34. As this Court stated in Adan Muraguri Mungara vs. R  eKLR, we must:
“Pay homage to concurrent findings of fact made by the two courts below unless such findings are based on no evidence at all or on a perversion of the evidence, or unless on the totality of the evidence, no reasonable tribunal properly directing itself would arrive at such findings. That would mean that the decision is bad in law, thus entitling this Court to interfere.”
35. The attempt by the appellant to disassociate and distance himself from his co accused and to disown her as his wife and also to distance himself from the house where the motorcycle was recovered is surprising. Surprising because when he attempted to do so in his defence, he must have forgotten that when his advocate was opposing an application by the prosecution for adjournment before the trial court on 1st April 2011 he (the advocate) was categorical that “A1 and A2 are husband and wife. They are both helpless. They have 4 issues the youngest is in custody with A2. The other issues who are out are truly suffering. They are looking at the court to offer a speed trial of this matter.” The appellant’s subsequent attempt to distance himself from the house where the motorcycle was recovered and to disown his wife was ‘convenient’ and could not therefore be taken seriously.
36. For the foregoing reasons, we have no basis for interfering with the concurrent findings of the lower courts and uphold the conviction and sentence on the charge of robbery with violence.
37. As regards the conviction for the offence theft, we have entertained doubt that the charge was proved to the required standard. The prosecution case was that the appellant sold a motorcycle to Ernest Owino Adero, (PW 3) who then entrusted it to George Pedo, (PW4) to operate boda boda business on his behalf. Subsequently PW 4 asserted that the appellant hired the same motorcycle from him. The appellant then allegedly reported to the police that the ownership documents in respect of that motorcycle were lost and obtained a police abstract to that effect. He thereafter sold the same motorcycle to one George Onyapida from whom it was subsequently recovered.
38. The evidence of PW 3 was that it was PW 4 who in the first place introduced the appellant to him. After concluding the sale transaction, PW 3 then engaged PW 4 to operate the motorcycle. According to PW 4, the appellant then hired the motorcycle and did not return it. It is puzzling that after the appellant allegedly went off with the motorcycle and did not return it for sometime, PW 4 did not inform PW 3 about it until after PW 3 got worried and enquired about the motorcycle four days later. That creates the impression that PW4 may have been complicit in the disappearance of the motorcycle. Indeed the police treated PW 4 as a suspect and placed him in the cells before later releasing him. The person to whom the appellant allegedly sold the stolen motorcycle, one George Onyapidi, was not called to testify by the prosecution. In our view, his testimony would have shed light on the matter. That would probably explain the omission by the High Court to address itself to count two in the course of dealing with the first appeal. We are therefore not satisfied that the charge of theft was proved to the required standard.
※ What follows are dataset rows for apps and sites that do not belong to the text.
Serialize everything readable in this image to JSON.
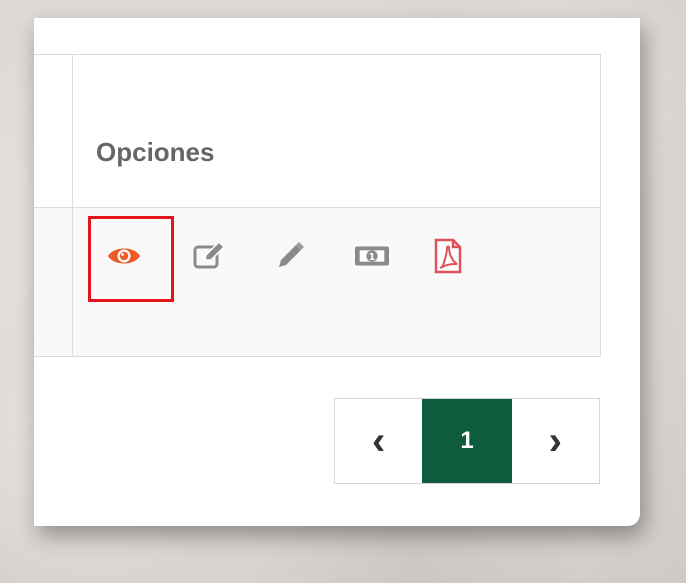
{
  "table": {
    "header": {
      "options_label": "Opciones"
    },
    "row": {
      "actions": [
        {
          "icon": "eye-icon",
          "color": "#f05a28"
        },
        {
          "icon": "edit-square-icon",
          "color": "#8a8a8a"
        },
        {
          "icon": "pencil-icon",
          "color": "#8a8a8a"
        },
        {
          "icon": "money-icon",
          "color": "#8a8a8a"
        },
        {
          "icon": "pdf-icon",
          "color": "#e0525a"
        }
      ]
    }
  },
  "pagination": {
    "prev_glyph": "‹",
    "current_page": "1",
    "next_glyph": "›",
    "active_color": "#0f5b3e"
  },
  "highlight": {
    "color": "#e3151a"
  }
}
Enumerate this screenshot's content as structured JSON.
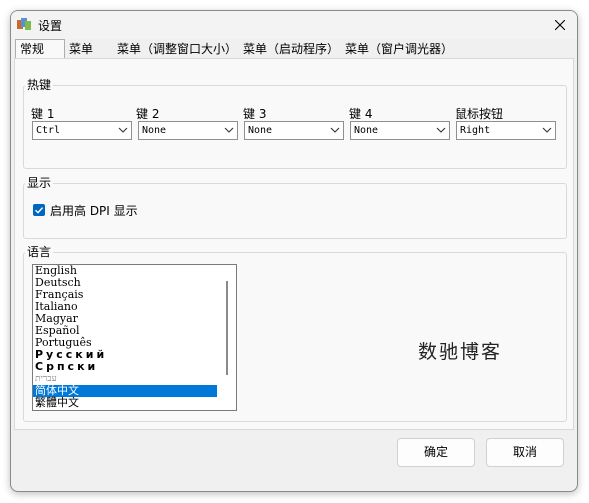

39. The result of the foregoing is that the appellant’s appeal partially succeeds. We hereby quash the conviction for the offence of theft of motorcycle under count II of the charge and set aside the sentence of five years imprisonment held in abeyance. We, however, uphold the conviction and sentence for the offence of robbery with violence.
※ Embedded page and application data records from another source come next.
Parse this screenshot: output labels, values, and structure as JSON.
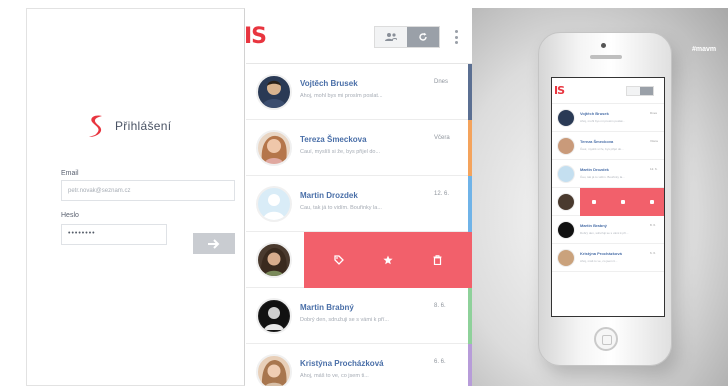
{
  "login": {
    "title": "Přihlášení",
    "email_label": "Email",
    "email_placeholder": "petr.novak@seznam.cz",
    "password_label": "Heslo",
    "password_value": "••••••••"
  },
  "list": {
    "brand": "IS",
    "items": [
      {
        "name": "Vojtěch Brusek",
        "preview": "Ahoj, mohl bys mi prosím poslat...",
        "date": "Dnes",
        "bar": "#5b6f92",
        "avatar": "#2a3a55"
      },
      {
        "name": "Tereza Šmeckova",
        "preview": "Čauí, myslíš si že, bys přijel do...",
        "date": "Včera",
        "bar": "#f4a35c",
        "avatar": "#c99a7a"
      },
      {
        "name": "Martin Drozdek",
        "preview": "Čau, tak já to vidím. Bouřinky la...",
        "date": "12. 6.",
        "bar": "#6fb3e8",
        "avatar": "#c4dff0"
      },
      {
        "name": "",
        "preview": "",
        "date": "",
        "bar": "#f2606b",
        "avatar": "#4a3a2e"
      },
      {
        "name": "Martin Brabný",
        "preview": "Dobrý den, sdružuji se s vámi k pří...",
        "date": "8. 6.",
        "bar": "#8ed19a",
        "avatar": "#222222"
      },
      {
        "name": "Kristýna Procházková",
        "preview": "Ahoj, máš to ve, co jsem ti...",
        "date": "6. 6.",
        "bar": "#b79cd9",
        "avatar": "#caa27c"
      }
    ]
  },
  "showcase": {
    "tag": "#mavm"
  },
  "colors": {
    "accent": "#e8353f",
    "swipe": "#f2606b",
    "name": "#4a6fa8"
  }
}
DATED and delivered at Kisumu This 17th day of December, 2015.
P. KIHARA KARIUKI, (PCA)
JUDGE OF APPEAL
S. GATEMBU KAIRU, FCIArb
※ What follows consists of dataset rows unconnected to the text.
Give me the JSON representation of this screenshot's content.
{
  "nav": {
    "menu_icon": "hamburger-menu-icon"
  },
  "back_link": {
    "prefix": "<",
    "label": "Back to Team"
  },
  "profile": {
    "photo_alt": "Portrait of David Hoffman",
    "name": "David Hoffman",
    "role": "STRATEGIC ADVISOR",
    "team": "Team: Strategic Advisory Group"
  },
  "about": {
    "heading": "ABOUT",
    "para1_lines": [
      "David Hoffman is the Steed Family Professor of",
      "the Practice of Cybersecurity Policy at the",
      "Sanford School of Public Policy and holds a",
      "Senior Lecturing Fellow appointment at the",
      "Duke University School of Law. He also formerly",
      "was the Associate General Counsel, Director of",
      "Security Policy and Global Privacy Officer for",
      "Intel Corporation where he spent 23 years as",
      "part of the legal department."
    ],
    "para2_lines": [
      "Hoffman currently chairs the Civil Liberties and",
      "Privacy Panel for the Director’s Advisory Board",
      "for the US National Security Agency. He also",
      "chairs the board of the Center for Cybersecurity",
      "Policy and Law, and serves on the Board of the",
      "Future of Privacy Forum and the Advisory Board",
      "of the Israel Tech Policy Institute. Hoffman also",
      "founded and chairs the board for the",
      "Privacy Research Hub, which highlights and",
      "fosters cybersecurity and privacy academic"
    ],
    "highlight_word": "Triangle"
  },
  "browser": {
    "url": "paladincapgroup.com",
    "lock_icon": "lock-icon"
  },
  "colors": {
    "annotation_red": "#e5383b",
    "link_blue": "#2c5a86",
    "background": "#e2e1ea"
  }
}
JUDGE OF APPEAL
JUDGE OF APPEAL
I certify that this is a true copy of the original.